EMOJIS MEAN EVERYTHING AND THEY MEAN NOTHING AT THE SAME TIME. THEY’RE COMPLETELY PERSONAL AND COMPLETELY UNIVERSAL. THEY’RE REALLY QUITE STUPID. AND THEY’RE THE BEST THING THAT EVER HAPPENED TO OUR GENERATION. THEY DESERVE TO BE OBSERVED AND WORSHIPPED INDIVIDUALLY. BY FINDING, POSING AND SCULPTING EMOJIS IN REAL LIFE I’VE CREATED A SET OF SHRINES TO THE INDIVIDUAL CHARACTERS. BECAUSE SOMEBODY HAD TO DO IT.
You can see more examples under the cut.
Fonta is a website that encourages anyone to digitally write one of the 6941 characters on the site. On the landing page are numerous tiles with characters on them. Some tiles have faint grey outlines as guides for characters yet to be written, others have been written over by different users. Fonta’s driving vision is that a complete publicly generated font will eventually be created with the accumulated handwritten characters from different users. The font can be installed on your personal computer and used as a web font, but as of now there are only 1486 of the possible characters written. Also, as the site is in Japanese created by the design studio Kayac, the majority of the characters are of the Japanese alphabets (Hiragana and Katakana) and kanji, adopted Chinese characters. The English alphabet, numbers and some glyphs are also included.
If you’re like me, fonts can drive you bananas on the internet. Not in a “oh look how bad that font is” way, but in a “what a nice font, I wonder what it is” way. Sure, bad type happens. But when you see that great font being used, the inability to identify it can feel so close yet so far.
Thankfully, I’ve come across a solution. It comes in the form of a Google Chrome extension called WhatFont. If you aren’t familiar with Chrome extensions, that’s okay – many aren’t. Like your iPhone or Android device, the Chrome browser has a marketplace for third-party software that runs inside Chrome. Games and apps, of course, are there. But extensions are small functions that you add to the browser; oftentimes in the form of a button that goes up near your bookmarks.
Last week, Bobby tweeted: “‘Remember when images didn’t move?’ – Our grandchildren.” It’s exciting to imagine such a future; one where your grandkids’ friend would reply “What?!” with bewildered astonishment that people ever lived without moving images being the norm. So what does that mean for the billions of still images lying around? Who knows. But before theirs get too dusty, National Geographic is releasing a small trove of previously unpublished still images on a Tumblr simply called Found.
Yahoo, your mom’s favorite default home page, decided to acquire Tumblr in a $1.1 billion deal yesterday, perhaps proving that Yahoo CEO Marissa Mayer can in fact revive the struggling search portal.
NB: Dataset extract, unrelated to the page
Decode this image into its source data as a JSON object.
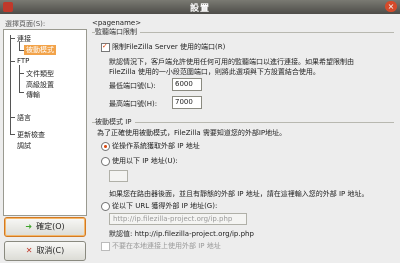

But what, if anything, does this mean for the chaotic, meme filled blogging platform?
The fine folks at Instrument, hands down one of the best digital creative agencies, have released a new experimental projects which pairs a short film with contemporary web technologies. Titled The Build, the film follows the lives of three motorcycle builders – Casey, Thor, and James – as they discuss their lives and passions.
This film is everything I truly love about Portland. First, it’s about makers, people who really do get their hands dirty and are passionate about what they build. Truen Pence, Instrument’s resident filmmaker, does an incredible job of capturing each of these guys as they ride around town or in the woods of Oregon. And from tech side it’s great that Instrument is pushing HTML5 video and WebGL to do some interesting projects. It makes me excited for the possibilities of film on the web and how the two could mesh together even more to create some truly unique experiences (see also: Carly’s Cafe which Andi wrote about).
You can watch The Build by clicking here.